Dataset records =
──────────

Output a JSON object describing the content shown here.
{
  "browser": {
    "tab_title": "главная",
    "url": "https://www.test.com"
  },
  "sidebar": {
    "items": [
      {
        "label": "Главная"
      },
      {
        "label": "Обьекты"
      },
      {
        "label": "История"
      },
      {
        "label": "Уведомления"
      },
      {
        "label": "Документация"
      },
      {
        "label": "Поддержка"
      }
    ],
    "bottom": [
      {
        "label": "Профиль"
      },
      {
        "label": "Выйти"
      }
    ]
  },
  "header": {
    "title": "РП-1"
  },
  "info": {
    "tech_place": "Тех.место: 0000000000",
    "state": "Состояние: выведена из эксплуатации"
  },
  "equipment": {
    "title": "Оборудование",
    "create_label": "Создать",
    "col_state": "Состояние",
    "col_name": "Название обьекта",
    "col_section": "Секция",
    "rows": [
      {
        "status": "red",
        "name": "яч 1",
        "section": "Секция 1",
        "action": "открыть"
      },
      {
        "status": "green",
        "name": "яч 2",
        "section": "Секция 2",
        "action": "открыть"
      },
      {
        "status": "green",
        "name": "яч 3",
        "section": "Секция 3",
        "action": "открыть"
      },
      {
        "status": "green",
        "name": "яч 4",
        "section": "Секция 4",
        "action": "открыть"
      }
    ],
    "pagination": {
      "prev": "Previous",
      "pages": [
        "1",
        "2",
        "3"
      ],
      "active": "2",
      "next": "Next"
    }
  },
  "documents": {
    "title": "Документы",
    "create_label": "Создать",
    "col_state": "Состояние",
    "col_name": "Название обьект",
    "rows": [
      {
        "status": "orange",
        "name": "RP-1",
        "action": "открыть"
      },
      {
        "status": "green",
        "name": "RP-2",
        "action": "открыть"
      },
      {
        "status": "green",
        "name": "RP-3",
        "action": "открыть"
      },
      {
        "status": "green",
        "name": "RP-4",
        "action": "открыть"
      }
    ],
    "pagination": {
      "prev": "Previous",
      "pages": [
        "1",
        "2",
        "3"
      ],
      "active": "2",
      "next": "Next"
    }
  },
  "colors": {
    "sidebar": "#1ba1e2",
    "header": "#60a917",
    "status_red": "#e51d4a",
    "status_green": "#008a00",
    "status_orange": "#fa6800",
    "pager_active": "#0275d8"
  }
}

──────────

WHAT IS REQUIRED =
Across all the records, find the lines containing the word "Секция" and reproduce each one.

ANSWER BOX =
    "col_section": "Секция",
        "section": "Секция 1",
        "section": "Секция 2",
        "section": "Секция 3",
        "section": "Секция 4",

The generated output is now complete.